It's been 44 years since the first published report of a rumor that Beatle Paul McCartney was dead. In this digital age, we asked journalism experts how the "Paul is dead" story might have played out if Twitter existed at the time.
WASHINGTON – Arguably the world’s most famous and enduring urban legend took hold 44 years ago this month.
On Sept. 17, 1969 the student newspaper of Drake University in Iowa published an article by student Tim Harper, entitled “Is Beatle Paul McCartney Dead?”
Harper’s article is widely-regarded as the first published report of an elaborate rumor that had been circulating that McCartney had died.
The rumor included numerous supposed clues among lyrics and artwork that McCartney had died.
After more than a month, the Beatles press office issued a statement denying the rumor, calling it “a load of rubbish” and noting “Paul is still very much with us.”
‘Paul is dead’ clues existed in lyrics and album covers. (Apple Records)
Yet the rumor continued to thrive even after McCartney appeared in person.
In this digital age, where millions learn and spread information and misinformation daily, one can only imagine how the “Paul is dead” rumor would have played out if Twitter and Facebook existed.
“The speed at which rumors and ideas travel is remarkably different,” says social media expert Prof. Ben Shneiderman, of University of Maryland’s Dept. of Computer Science.
With Twitter, a piece of information – correct or incorrect – can domino once it’s been retweeted by a person with a large number of followers.
“The media was more centralized,” says Shneiderman. “Now, you can get this remarkable cascade where things spread very quickly.”
Kelly McBride, senior faculty at Poynter Institute, says while some aspects of reporting rumors has changed, some have remained the same.
“Paul McCartney has died a number of times on Twitter, and every time so far it’s turned out to not be true,” McBride says.

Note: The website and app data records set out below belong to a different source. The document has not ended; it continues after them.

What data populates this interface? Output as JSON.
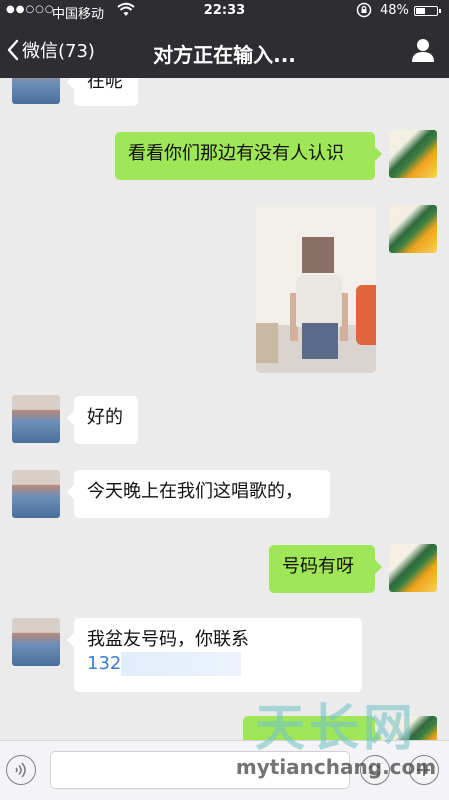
{
  "status_bar": {
    "signal": "●●○○○",
    "carrier": "中国移动",
    "time": "22:33",
    "battery_percent": "48%",
    "battery_level": 0.48
  },
  "nav": {
    "back_label": "微信(73)",
    "title": "对方正在输入..."
  },
  "messages": [
    {
      "side": "left",
      "text": "在呢"
    },
    {
      "side": "right",
      "text": "看看你们那边有没有人认识"
    },
    {
      "side": "right",
      "type": "image"
    },
    {
      "side": "left",
      "text": "好的"
    },
    {
      "side": "left",
      "text": "今天晚上在我们这唱歌的，"
    },
    {
      "side": "right",
      "text": "号码有呀"
    },
    {
      "side": "left",
      "text": "我盆友号码，你联系",
      "phone": "132"
    }
  ],
  "input": {
    "value": ""
  },
  "watermark": {
    "brand": "天长网",
    "url": "mytianchang.com"
  },
  "colors": {
    "bar": "#2e2e32",
    "background": "#ebebeb",
    "my_bubble": "#9fe658",
    "friend_bubble": "#ffffff",
    "link": "#3a7fd5"
  }
}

McBride wonders whether the Beatles were interested in dispelling the rumor, since it came just after the release of their “Abbey Road” album.
“They were aware of the rumor for a long time and did not knock it down,” says McBride.
“When the people who actually have the truth don’t participate in the conversation, then we are at a loss as a community of people in conversation with each other,” says McBride.
Shneiderman says even after the the truth emerged, “individual cells of believers would continue to think Paul was dead and fake-Paul accounts would spread other rumors.”
“Bad information never dies,” says McBride.
Shneiderman and McBride say with bloggers repurposing information, it’s likely the rumor would persist in today’s environment.
“Inevitably there will be people who carry the story their own way and spin it,” says Shneiderman.
McBride says with today’s search engines, “The good information tends to rise to the surface when people have an interest in discovering the truth.”
In the Twitter age, McBride envisions others close to McCartney could have provided information to soothe fans’ fears.
“His barber, his massage therapist, whatever, who might weigh into the conversation and they would have more credible information because they’re firsthand sources,” says McBride.